This was the first time I had met Cinder, and my first impression was YIKES. She was showing Mad Teeth(tm) everywhere, and she wasn’t too shy about following through. She did relatively well when faced with three strangers, 8 other border collies and Aussies and an assload of other people and dogs in the park, but my blood pressure rose just watching her tense through the outing, like she was going to explode any time. I made friends with her through the magic of Liver Cookies, but it was a tenuous agreement at best.
Cinder makes me sad, because I know how difficult she is going to be to rehome. I know from very personal experience how rewarding it is to work with troubled dogs, and how incredibly gratifying it is to see sucess. I also know that 99.9% of adopters are not looking for a behavioural challenge adrift in a shitstorm of fear and anxiety though, and that it’s not going to be easy to find someone who is willing to try. And that’s the heartbreak, because like all dogs, Cinder deserves her own devoted person. People give their dogs like this to TDBCR because they trust us to do what they could not. The problem is that while we can do it, we can’t always find an adopter who can take it from there.
Which leads to my latest rant: people who apply for dogs on our website who are not yet available, and have no profile up while they are being evaluated. These people are applying for nothing more than a photograph, and I am frequently tempted to give them one and send them on their way. I am not known for my patience, nor my incredible skill in holding my tongue, so I have been known to speak frankly to people who insist a dog in a photo is the dog for them about the FAIL of applying for a dog they know nothing about. About a half dozen people have contacted me through the website about Cinder, and I will bet you one Mr. Woo that they will all fade silently into the hills once they read her bio.

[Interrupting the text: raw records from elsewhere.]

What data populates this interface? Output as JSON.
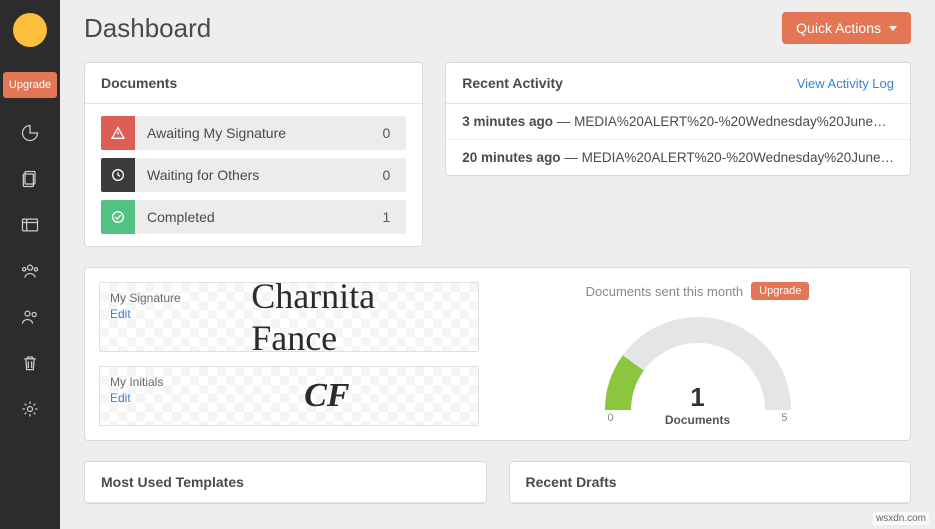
{
  "sidebar": {
    "upgrade_label": "Upgrade"
  },
  "header": {
    "title": "Dashboard",
    "quick_actions": "Quick Actions"
  },
  "documents": {
    "title": "Documents",
    "rows": [
      {
        "label": "Awaiting My Signature",
        "count": "0"
      },
      {
        "label": "Waiting for Others",
        "count": "0"
      },
      {
        "label": "Completed",
        "count": "1"
      }
    ]
  },
  "activity": {
    "title": "Recent Activity",
    "view_log": "View Activity Log",
    "items": [
      {
        "time": "3 minutes ago",
        "sep": " — ",
        "text": "MEDIA%20ALERT%20-%20Wednesday%20June…"
      },
      {
        "time": "20 minutes ago",
        "sep": " — ",
        "text": "MEDIA%20ALERT%20-%20Wednesday%20June…"
      }
    ]
  },
  "signature": {
    "sig_label": "My Signature",
    "sig_edit": "Edit",
    "sig_text": "Charnita Fance",
    "init_label": "My Initials",
    "init_edit": "Edit",
    "init_text": "CF"
  },
  "gauge": {
    "title": "Documents sent this month",
    "upgrade": "Upgrade",
    "value": "1",
    "label": "Documents",
    "min": "0",
    "max": "5"
  },
  "templates": {
    "title": "Most Used Templates"
  },
  "drafts": {
    "title": "Recent Drafts"
  },
  "watermark": "wsxdn.com",
  "chart_data": {
    "type": "bar",
    "title": "Documents sent this month",
    "value": 1,
    "min": 0,
    "max": 5,
    "label": "Documents"
  }
}
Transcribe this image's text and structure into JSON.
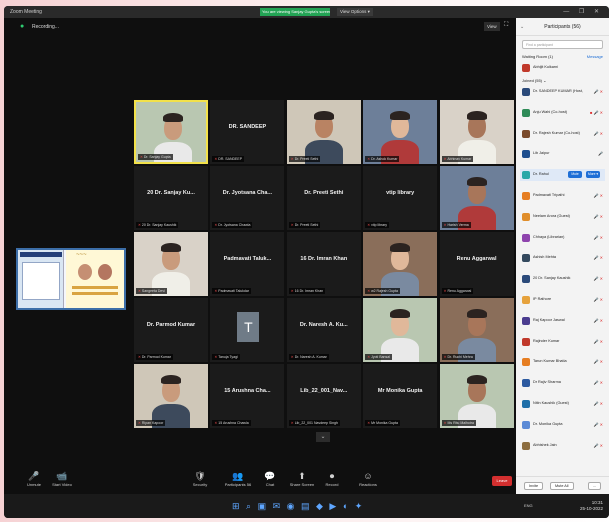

So why do I list those dogs, if they are not yet available, and if the inquiries make me irritated enough to kick the cat*? That’s a fair question, and you wouldn’t be the first to ask it. I list them because I’m an optimist. For all my cynicism in general, I live in perpetual hope that one day, some person cruising the interwebz while toying idly with the idea of breeding their pretty little border collie bitch, will see not just the 3 dogs we have available, but the 6 or 9 that we have in rescue and are still evaluating. I want people to see those numbers, and see how many dogs we have. I harbour this decade long hope that they will see all these homeless dogs and be appalled, and neuter their dog – thus saving future puppies from winding up with me!
The number of dogs that we have at any given time makes my heart hurt – the number we do NOT have because we had no room for them would make yours explode. We used to be able to take in about half the dogs people tried to give us – now we take in, on average, one of every five border collies someone tries to surrender.
For the 9 border collies I have in rescue now, 30 odd dogs couldn’t get a spot in foster care.
Geez, Food Lady. Are you ever a downer!!
It’s not all doom and gloom, I promise.
We also happened to run into My Puppy, the king charles spaniel puppy.
This adorable piece of snuzzly goodness came from the SPCA (!). What a wicked find. His owners, who were in my agility class, always laugh when I greet them with “Hey, there’s My Puppy.” I keep hoping one day they will stop laughing, and just hand him over already. I haz a soft spot for Cavs.
Especially when they are this friggin’ cute!!!
Ahem. Please to remember Original Cute. Kthx.
Oh hai! Did anyone see me? I was an airplane! Were you watching?
Phoenix is a little bit of a show off.
No wonder her sisteraussie Zena looks so world weary.
*I totally don’t kick my cat!